Low-carbon Hydrogen from Sources other than Renewables
Autors: Marco Cavana, Pierluigi Leone, Viviana Cigolotti
Production and Distribution of Electricity and Heat

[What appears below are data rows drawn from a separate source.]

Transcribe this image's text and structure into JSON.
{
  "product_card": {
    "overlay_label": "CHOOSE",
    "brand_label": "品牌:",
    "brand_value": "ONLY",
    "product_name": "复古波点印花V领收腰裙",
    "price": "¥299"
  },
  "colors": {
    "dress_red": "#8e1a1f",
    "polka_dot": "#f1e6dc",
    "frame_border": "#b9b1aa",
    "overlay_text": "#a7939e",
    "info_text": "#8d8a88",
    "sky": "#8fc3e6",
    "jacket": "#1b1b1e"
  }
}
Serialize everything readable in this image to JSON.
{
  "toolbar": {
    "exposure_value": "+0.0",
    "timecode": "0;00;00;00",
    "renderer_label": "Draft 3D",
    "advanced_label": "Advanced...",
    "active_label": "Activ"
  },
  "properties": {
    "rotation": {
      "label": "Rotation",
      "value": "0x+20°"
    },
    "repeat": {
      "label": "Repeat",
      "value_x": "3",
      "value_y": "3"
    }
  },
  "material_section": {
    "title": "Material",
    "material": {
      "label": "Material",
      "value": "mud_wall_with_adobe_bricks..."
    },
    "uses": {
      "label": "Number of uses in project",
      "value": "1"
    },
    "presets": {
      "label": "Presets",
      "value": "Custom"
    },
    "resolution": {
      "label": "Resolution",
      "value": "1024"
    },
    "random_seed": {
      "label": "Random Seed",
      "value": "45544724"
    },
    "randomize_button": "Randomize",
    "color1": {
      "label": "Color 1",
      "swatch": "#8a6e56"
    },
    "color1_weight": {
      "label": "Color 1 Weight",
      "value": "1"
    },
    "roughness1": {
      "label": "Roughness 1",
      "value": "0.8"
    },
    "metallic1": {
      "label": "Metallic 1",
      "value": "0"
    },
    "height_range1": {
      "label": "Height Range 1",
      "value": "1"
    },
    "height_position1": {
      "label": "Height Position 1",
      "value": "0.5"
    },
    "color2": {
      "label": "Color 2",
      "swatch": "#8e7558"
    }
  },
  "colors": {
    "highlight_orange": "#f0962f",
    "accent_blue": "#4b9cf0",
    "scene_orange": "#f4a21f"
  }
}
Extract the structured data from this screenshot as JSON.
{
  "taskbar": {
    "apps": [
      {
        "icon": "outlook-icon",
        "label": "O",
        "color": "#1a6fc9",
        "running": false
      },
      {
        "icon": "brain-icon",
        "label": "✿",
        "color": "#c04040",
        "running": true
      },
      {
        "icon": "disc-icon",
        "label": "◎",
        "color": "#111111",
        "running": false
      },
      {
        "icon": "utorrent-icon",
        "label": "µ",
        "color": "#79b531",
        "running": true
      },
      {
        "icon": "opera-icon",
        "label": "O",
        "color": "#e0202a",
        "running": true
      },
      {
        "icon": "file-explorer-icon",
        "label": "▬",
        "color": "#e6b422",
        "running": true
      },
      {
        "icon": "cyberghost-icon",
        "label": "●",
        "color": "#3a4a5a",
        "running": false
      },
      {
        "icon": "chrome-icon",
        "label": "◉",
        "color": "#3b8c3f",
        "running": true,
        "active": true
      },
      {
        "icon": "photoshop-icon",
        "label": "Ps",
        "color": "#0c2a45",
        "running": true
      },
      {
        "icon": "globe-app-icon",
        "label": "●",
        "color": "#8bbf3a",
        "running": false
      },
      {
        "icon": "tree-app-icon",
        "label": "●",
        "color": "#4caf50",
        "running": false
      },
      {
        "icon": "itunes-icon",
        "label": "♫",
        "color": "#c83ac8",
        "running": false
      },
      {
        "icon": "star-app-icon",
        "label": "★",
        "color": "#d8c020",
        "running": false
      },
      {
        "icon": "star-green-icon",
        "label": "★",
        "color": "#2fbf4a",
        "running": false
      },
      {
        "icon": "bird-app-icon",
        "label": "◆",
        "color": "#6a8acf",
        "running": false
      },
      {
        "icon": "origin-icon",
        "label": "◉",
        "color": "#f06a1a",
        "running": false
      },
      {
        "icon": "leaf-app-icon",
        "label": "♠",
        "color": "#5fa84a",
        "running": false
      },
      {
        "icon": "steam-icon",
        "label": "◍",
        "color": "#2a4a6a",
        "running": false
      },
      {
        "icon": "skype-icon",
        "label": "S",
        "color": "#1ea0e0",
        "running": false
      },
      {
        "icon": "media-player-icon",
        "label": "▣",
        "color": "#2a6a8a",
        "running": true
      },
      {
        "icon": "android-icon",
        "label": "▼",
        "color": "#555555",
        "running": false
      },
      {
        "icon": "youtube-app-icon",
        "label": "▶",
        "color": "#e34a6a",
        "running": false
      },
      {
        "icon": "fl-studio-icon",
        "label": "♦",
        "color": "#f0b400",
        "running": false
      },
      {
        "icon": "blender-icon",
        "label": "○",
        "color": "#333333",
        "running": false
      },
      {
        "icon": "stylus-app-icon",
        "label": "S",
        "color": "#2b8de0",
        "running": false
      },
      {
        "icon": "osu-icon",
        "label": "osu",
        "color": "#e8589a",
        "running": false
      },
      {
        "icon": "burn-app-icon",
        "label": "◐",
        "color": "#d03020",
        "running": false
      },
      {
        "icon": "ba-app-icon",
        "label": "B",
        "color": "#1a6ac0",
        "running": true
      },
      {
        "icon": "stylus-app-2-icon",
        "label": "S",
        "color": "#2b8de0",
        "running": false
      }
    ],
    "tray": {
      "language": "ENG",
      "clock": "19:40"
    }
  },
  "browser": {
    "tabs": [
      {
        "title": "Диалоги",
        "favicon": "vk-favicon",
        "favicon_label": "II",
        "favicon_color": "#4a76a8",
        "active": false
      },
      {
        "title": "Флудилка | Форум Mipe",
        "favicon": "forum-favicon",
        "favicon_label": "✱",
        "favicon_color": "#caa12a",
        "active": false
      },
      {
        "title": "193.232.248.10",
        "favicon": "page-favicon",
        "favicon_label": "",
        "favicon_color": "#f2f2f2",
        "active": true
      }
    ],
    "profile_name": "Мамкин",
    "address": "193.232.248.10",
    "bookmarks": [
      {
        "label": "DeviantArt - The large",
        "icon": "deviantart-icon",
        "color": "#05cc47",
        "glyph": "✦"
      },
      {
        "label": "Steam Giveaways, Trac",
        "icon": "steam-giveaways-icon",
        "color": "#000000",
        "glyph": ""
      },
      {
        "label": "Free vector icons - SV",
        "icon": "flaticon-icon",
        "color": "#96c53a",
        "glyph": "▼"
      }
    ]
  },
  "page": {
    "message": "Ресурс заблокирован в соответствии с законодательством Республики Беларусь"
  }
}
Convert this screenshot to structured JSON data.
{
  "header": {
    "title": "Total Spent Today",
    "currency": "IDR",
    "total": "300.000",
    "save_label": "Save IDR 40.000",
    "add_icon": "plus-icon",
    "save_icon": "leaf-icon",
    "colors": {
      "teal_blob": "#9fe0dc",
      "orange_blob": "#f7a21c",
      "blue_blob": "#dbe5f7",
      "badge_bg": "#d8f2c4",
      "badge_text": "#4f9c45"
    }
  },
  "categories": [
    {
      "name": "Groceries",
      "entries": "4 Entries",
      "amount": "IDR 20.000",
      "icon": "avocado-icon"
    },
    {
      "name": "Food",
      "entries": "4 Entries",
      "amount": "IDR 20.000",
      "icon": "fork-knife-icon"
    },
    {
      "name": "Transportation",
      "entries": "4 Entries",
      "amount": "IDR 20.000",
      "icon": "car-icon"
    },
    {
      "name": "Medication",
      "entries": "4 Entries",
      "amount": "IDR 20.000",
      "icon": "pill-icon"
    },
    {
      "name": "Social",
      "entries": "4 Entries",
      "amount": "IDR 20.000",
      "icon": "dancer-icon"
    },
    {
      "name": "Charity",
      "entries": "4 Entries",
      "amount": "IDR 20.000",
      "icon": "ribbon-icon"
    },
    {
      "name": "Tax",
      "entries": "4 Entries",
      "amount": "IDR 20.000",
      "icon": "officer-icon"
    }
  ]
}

At present, global hydrogen demand is met almost entirely by fossil fuel-based technology. In 2020 it peaked 90 Mt of which 79% came from dedicated hydrogen plants while 21% was produced as by-product from refineries. There are four main processes that are currently use in the industry today: Steam Methane Reforming, (SMR) Autothermal Reforming (ATR), Partial Oxidation (POx) and Gasification. Almost all the hydrogen produced today can be defined grey (if it originates from natural gas) or black (if it is from coal), meaning that it is produced in a carbon emission-intense way, making it responsible for around 900 Mt of direct CO2 emission in 2020. Hydrogen production plant equipped with technologies for Carbon Capture and Sequestration (CCS) or Utilization (CCU) are a very marginal share of the present market (around 0.7%). Methane reforming is the most widespread process for hydrogen production at scale today and it is likely to remain the dominant technology for large-scale hydrogen production in the near term because of its favourable economics and the large number. Among reforming technologies, Steam Methane Reforming (SMR) is the most common one. In view of CCUS adoption to reduce the carbon footprint of the hydrogen production sector, Autothermal Reforming may become more frequently adopted as it would be easier to couple with carbon capture systems. Partial Oxidation is also an already available technology for production at scale and it especially suitable when feedstock is oil residues, thus in combination or to serve the refinery sector. A demonstration project of CCUS coupled with Partial Oxidation is currently running in The Netherlands. In places where coal is available at very low cost, such as India and China, producing hydrogen from coal rather than natural gas is the most viable option. Today, China is the largest producer of hydrogen from coal gasification with around 80 coal gasifiers that can produce about 8 MtH2/yr, which is equivalent to 12% of global dedicated hydrogen production today. Coal gasification is the most carbon intensive pathway for hydrogen production, with an emission factor of more than 20 kgCO2/kgH2. The implementation of CCUS in this sub-sector would get the most significant results, being able to cut emission intensity to 2 kgCO2/kgH2. Gasification can also be adapted to solid biomass feedstock to obtain hydrogen. This pathway, still not fully developed yet, may be boosted by the integration of CCUS technologies that would allow the production of hydrogen with negative carbon dioxide emission factor.